The third implication of the new leadership paradigm is that leaders need to know how to build adaptable organisations. Adaptability is the corner stone of evolution, and the most essential quality for long-term sustainability. Without adaptability there can be no resilience.
In a four-year study of 200 organisations, John Kotter and Heskett of the Harvard Business School found that companies with strong adaptive cultures outperformed companies with rigid or weak cultures by significant margins. Revenues grew four times faster, the rate of job creation was seven times higher, and stock price grew 12 times faster.
Adaptability is not only important for businesses. It turns out that adaptability is also important in living a “successful” individual life. This is one of the main conclusions of a multi-decade longitudinal study of 100 Harvard graduates. The results of this research are reported in Adaptation to Life by George E. Vaillant.
Researchers found that the most “successful” individuals—those who were most able to deal with the vicissitudes of life—used mature coping strategies that enabled them to adapt to their life conditions. The strategies they used for self-regulation included:
Nowadays, we would classify the mature coping strategies under the heading of emotional intelligence and social intelligence.

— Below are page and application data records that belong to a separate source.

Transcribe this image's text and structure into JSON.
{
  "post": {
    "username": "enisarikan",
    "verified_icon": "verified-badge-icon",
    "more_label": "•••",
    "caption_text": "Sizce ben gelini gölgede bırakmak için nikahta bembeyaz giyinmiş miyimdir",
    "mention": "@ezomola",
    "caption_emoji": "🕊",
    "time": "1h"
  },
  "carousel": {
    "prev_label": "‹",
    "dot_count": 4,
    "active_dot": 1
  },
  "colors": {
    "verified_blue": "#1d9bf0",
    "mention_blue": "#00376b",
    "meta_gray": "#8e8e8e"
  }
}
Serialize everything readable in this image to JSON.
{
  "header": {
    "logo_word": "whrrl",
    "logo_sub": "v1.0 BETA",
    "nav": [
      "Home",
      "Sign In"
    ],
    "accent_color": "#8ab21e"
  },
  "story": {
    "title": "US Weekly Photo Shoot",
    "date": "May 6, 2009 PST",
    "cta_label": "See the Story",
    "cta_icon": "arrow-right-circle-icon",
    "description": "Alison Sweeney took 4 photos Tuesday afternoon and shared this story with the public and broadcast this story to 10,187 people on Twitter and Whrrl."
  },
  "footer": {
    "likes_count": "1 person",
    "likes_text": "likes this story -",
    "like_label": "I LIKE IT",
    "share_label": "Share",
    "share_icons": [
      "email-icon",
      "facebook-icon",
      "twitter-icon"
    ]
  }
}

What this research, and the research of Kotter and Heskett, point to is the importance of personal and organisational adaptability in dealing with challenging situations. This means being able to dialogue with other people, other organisations, and other nations that have differing points of view to find ways forward that support the common good.
Chapter 1: Introduction (Adaptability)